In 2010 the U.S. Supreme Court dropped a bomb on the American political landscape with its decision in Citizens United v. FEC allowing unlimited election spending by corporations, unions and other interest groups. The impact of the blast was felt across the nation. Here in Wisconsin, we already had a full-blown campaign arms race on our hands before Citizens United, but in the ruling's wake we've seen election spending more than triple.
To reach the conclusion that wealthy interests should be able to spend as much as they want to influence our elections, five of the nine justices married two legal doctrines that do not owe their origins to the plain words of the Constitution or the First Amendment but rather are judicial inventions.
The first is the idea that corporations are people. Ages ago the Supreme Court ruled in Dred Scott v. Sanford that people could be property, giving the judiciary's blessing to the institution of slavery. Now the court is holding that property can be a person.
The second doctrine that was joined in court-ordered matrimony to produce the Citizens United ruling is the notion that money equals speech. If you share the justices' belief that money is speech, then you will have to get comfortable with the idea of your employer compensating you for your labor with a pep talk instead of a paycheck. And good luck with the electric company when you send a voice recording to pay your utility bill.
In 2012, 32 donors to federal SuperPACs, the offspring of Citizens United and a related case called SpeechNow v. FEC, gave as much to influence elections as 3.7 million Americans gave to the Obama and Romney campaigns combined. If money equals speech, then each of those 32 SuperPAC donors spoke at 115,000 times the volume of each of the people who gave much smaller amounts to Romney and Obama. More than 300 million Americans gave nothing at all. The mute button was on for them.

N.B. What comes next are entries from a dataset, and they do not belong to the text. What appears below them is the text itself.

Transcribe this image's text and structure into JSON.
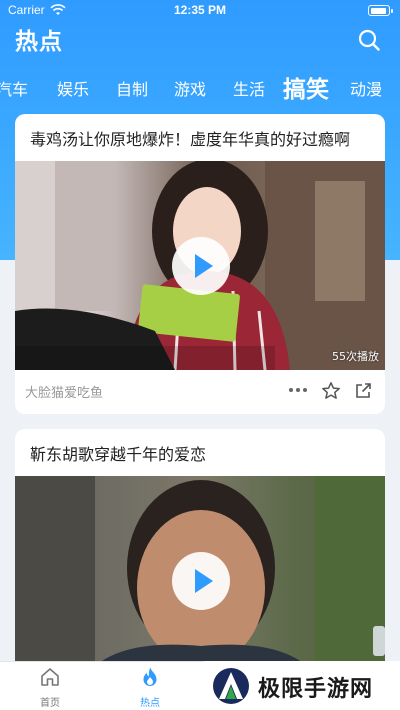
{
  "status_bar": {
    "carrier": "Carrier",
    "time": "12:35 PM"
  },
  "header": {
    "title": "热点",
    "search_icon": "search-icon"
  },
  "tabs": [
    {
      "label": "汽车",
      "active": false
    },
    {
      "label": "娱乐",
      "active": false
    },
    {
      "label": "自制",
      "active": false
    },
    {
      "label": "游戏",
      "active": false
    },
    {
      "label": "生活",
      "active": false
    },
    {
      "label": "搞笑",
      "active": true
    },
    {
      "label": "动漫",
      "active": false
    }
  ],
  "feed": [
    {
      "title": "毒鸡汤让你原地爆炸！虚度年华真的好过瘾啊",
      "play_count": "55次播放",
      "author": "大脸猫爱吃鱼"
    },
    {
      "title": "靳东胡歌穿越千年的爱恋"
    }
  ],
  "bottom_nav": [
    {
      "label": "首页",
      "icon": "home-icon",
      "active": false
    },
    {
      "label": "热点",
      "icon": "flame-icon",
      "active": true
    }
  ],
  "watermark": {
    "text": "极限手游网"
  },
  "colors": {
    "accent": "#2f9bff",
    "background": "#eef2f6"
  }
}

A few weeks ago the same slim five-member majority doubled down on Citizens United in a new case called McCutcheon v. FEC and dropped another bomb on American democracy. While Citizens United gave the green light to interest groups to write a blank check for election advertising they sponsor themselves, McCutcheon lifts the lid on what wealthy donors can give directly to candidates, political parties and political action committees.
In McCutcheon, the court struck down the federal aggregate limit on campaign contributions. That limit was about $123,000. In a country of well over 300 million people, a mere 1,219 donors reached that limit in 2012. One of them whose style was cramped was Alabama businessman Shaun McCutcheon. He wants to give more. The same five justices who gave us Citizens United obliged him. Now a single wealthy donor will be able to give $3.6 million to federal candidates and committees.
Wisconsin is one of several states that have laws similar to the federal aggregate limit that was just tossed by the Supreme Court. Ours is an annual limit of $10,000 on total contributions to state and local candidates, parties and political committees. In 2010 and 2012 combined, only 299 donors – including 173 who don't live in Wisconsin – reached the $10,000 limit. These donors' numbers are equal to five one-thousandths of 1% of the state's population, although most of them are not Wisconsin residents.
One of the mega-donors who is chafing under the $10,000 limit is Racine businessman Fred Young, who is challenging the state law in court. If he succeeds, a tiny group of millionaires and billionaires will see their ability to influence state and local elections expanded exponentially. If Wisconsin's $10,000 aggregate limit on donations had not been in place in 2012, a single donor would have been give candidates and parties at least $6.8 million to influence state and local elections in our state.
The First Amendment is only 45 words long. The word "money" is not among those 45 words. And you can read the entire Constitution from the first word ("We") to the very last word of the 27th Amendment and you will not find the word "corporation" a single time. Five members of the Supreme Court have tortured the plain meaning of these founding documents to effectively remove the "r" from free speech and further empower the wealthiest and most privileged among us.
When judges issue rulings so at odds with bedrock principles of democracy and core American values like equality, liberty and justice for all, it is up to the people to overturn them. It is up to us to secure passage of a 28th Amendment clarifying that money is not speech, corporations are not people, elections are not auctions and public offices are not commodities to be sold to the highest bidder.